- **What to work on**
The lines you return must be all those in the data that hold the string "acinar".
#### Data shown ####
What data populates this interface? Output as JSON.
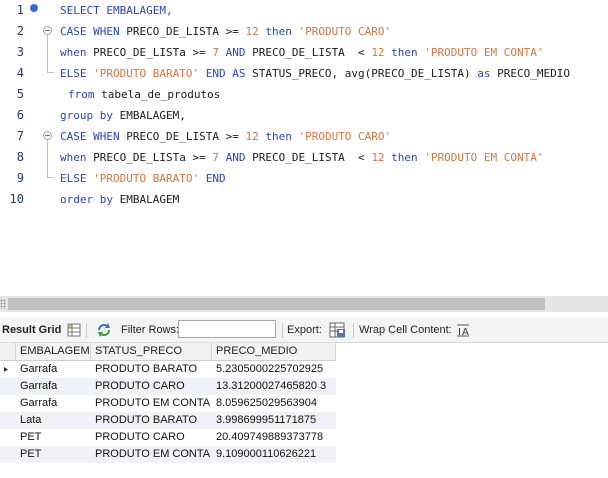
{
  "editor": {
    "lines": [
      {
        "n": "1",
        "segs": [
          {
            "t": "SELECT EMBALAGEM,",
            "c": "kw2"
          }
        ]
      },
      {
        "n": "2",
        "segs": [
          {
            "t": "CASE WHEN",
            "c": "kw"
          },
          {
            "t": " PRECO_DE_LISTA >= ",
            "c": ""
          },
          {
            "t": "12",
            "c": "num"
          },
          {
            "t": " then ",
            "c": "kw"
          },
          {
            "t": "'PRODUTO CARO'",
            "c": "str"
          }
        ]
      },
      {
        "n": "3",
        "segs": [
          {
            "t": "when",
            "c": "kw"
          },
          {
            "t": " PRECO_DE_LISTa >= ",
            "c": ""
          },
          {
            "t": "7",
            "c": "num"
          },
          {
            "t": " AND ",
            "c": "kw"
          },
          {
            "t": "PRECO_DE_LISTA  < ",
            "c": ""
          },
          {
            "t": "12",
            "c": "num"
          },
          {
            "t": " then ",
            "c": "kw"
          },
          {
            "t": "'PRODUTO EM CONTA'",
            "c": "str"
          }
        ]
      },
      {
        "n": "4",
        "segs": [
          {
            "t": "ELSE ",
            "c": "kw"
          },
          {
            "t": "'PRODUTO BARATO'",
            "c": "str"
          },
          {
            "t": " END AS ",
            "c": "kw"
          },
          {
            "t": "STATUS_PRECO, avg(PRECO_DE_LISTA) ",
            "c": ""
          },
          {
            "t": "as",
            "c": "kw"
          },
          {
            "t": " PRECO_MEDIO",
            "c": ""
          }
        ]
      },
      {
        "n": "5",
        "segs": [
          {
            "t": "from",
            "c": "kw"
          },
          {
            "t": " tabela_de_produtos",
            "c": ""
          }
        ]
      },
      {
        "n": "6",
        "segs": [
          {
            "t": "group by",
            "c": "kw"
          },
          {
            "t": " EMBALAGEM,",
            "c": ""
          }
        ]
      },
      {
        "n": "7",
        "segs": [
          {
            "t": "CASE WHEN",
            "c": "kw"
          },
          {
            "t": " PRECO_DE_LISTA >= ",
            "c": ""
          },
          {
            "t": "12",
            "c": "num"
          },
          {
            "t": " then ",
            "c": "kw"
          },
          {
            "t": "'PRODUTO CARO'",
            "c": "str"
          }
        ]
      },
      {
        "n": "8",
        "segs": [
          {
            "t": "when",
            "c": "kw"
          },
          {
            "t": " PRECO_DE_LISTa >= ",
            "c": ""
          },
          {
            "t": "7",
            "c": "num"
          },
          {
            "t": " AND ",
            "c": "kw"
          },
          {
            "t": "PRECO_DE_LISTA  < ",
            "c": ""
          },
          {
            "t": "12",
            "c": "num"
          },
          {
            "t": " then ",
            "c": "kw"
          },
          {
            "t": "'PRODUTO EM CONTA'",
            "c": "str"
          }
        ]
      },
      {
        "n": "9",
        "segs": [
          {
            "t": "ELSE ",
            "c": "kw"
          },
          {
            "t": "'PRODUTO BARATO'",
            "c": "str"
          },
          {
            "t": " END",
            "c": "kw"
          }
        ]
      },
      {
        "n": "10",
        "segs": [
          {
            "t": "order by",
            "c": "kw"
          },
          {
            "t": " EMBALAGEM",
            "c": ""
          }
        ]
      }
    ]
  },
  "toolbar": {
    "result_grid_label": "Result Grid",
    "filter_rows_label": "Filter Rows:",
    "filter_value": "",
    "export_label": "Export:",
    "wrap_label": "Wrap Cell Content:"
  },
  "grid": {
    "columns": [
      "EMBALAGEM",
      "STATUS_PRECO",
      "PRECO_MEDIO"
    ],
    "rows": [
      [
        "Garrafa",
        "PRODUTO BARATO",
        "5.2305000225702925"
      ],
      [
        "Garrafa",
        "PRODUTO CARO",
        "13.31200027465820 3"
      ],
      [
        "Garrafa",
        "PRODUTO EM CONTA",
        "8.059625029563904"
      ],
      [
        "Lata",
        "PRODUTO BARATO",
        "3.998699951171875"
      ],
      [
        "PET",
        "PRODUTO CARO",
        "20.409749889373778"
      ],
      [
        "PET",
        "PRODUTO EM CONTA",
        "9.109000110626221"
      ]
    ]
  },
  "colors": {
    "keyword": "#2446c8",
    "string": "#e0743a",
    "line_number": "#1f3a78",
    "row_alt": "#eef3fa"
  }
}
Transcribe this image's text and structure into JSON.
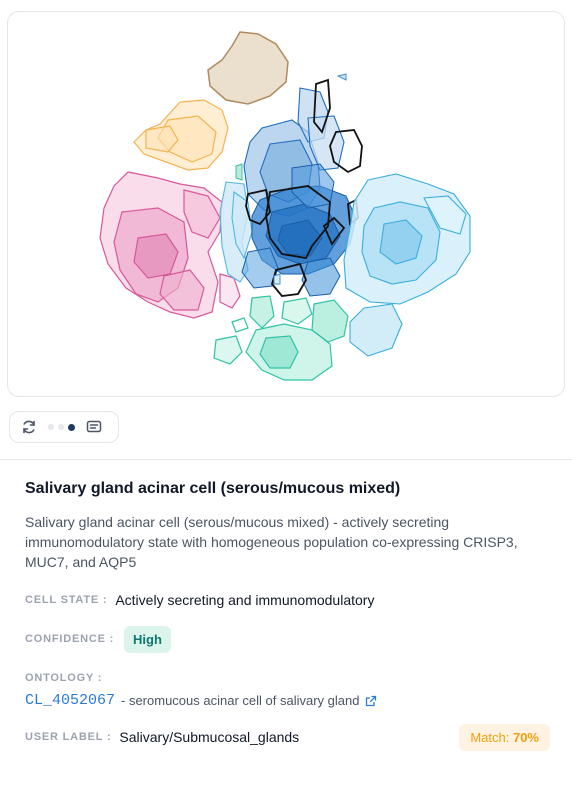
{
  "plot": {
    "colors": {
      "tan": "#b08a5e",
      "orange": "#f5b34f",
      "pink": "#d7589a",
      "blue_dark": "#1f6fc0",
      "blue_mid": "#3d8fd6",
      "blue_light": "#4fb8e4",
      "teal": "#2fc4a4",
      "outline_black": "#111111"
    }
  },
  "controls": {
    "refresh_icon": "refresh-icon",
    "comment_icon": "comment-icon",
    "dots_count": 3,
    "active_dot": 3
  },
  "details": {
    "title": "Salivary gland acinar cell (serous/mucous mixed)",
    "description": "Salivary gland acinar cell (serous/mucous mixed) - actively secreting immunomodulatory state with homogeneous population co-expressing CRISP3, MUC7, and AQP5",
    "cell_state_label": "CELL STATE :",
    "cell_state_value": "Actively secreting and immunomodulatory",
    "confidence_label": "CONFIDENCE :",
    "confidence_value": "High",
    "ontology_label": "ONTOLOGY :",
    "ontology_id": "CL_4052067",
    "ontology_desc": "- seromucous acinar cell of salivary gland",
    "user_label_label": "USER LABEL :",
    "user_label_value": "Salivary/Submucosal_glands",
    "match_prefix": "Match:",
    "match_value": "70%"
  }
}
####
- **Solution to this exercise**
    "title": "Salivary gland acinar cell (serous/mucous mixed)",
    "description": "Salivary gland acinar cell (serous/mucous mixed) - actively secreting immunomodulatory state with homogeneous population co-expressing CRISP3, MUC7, and AQP5",
    "ontology_desc": "- seromucous acinar cell of salivary gland",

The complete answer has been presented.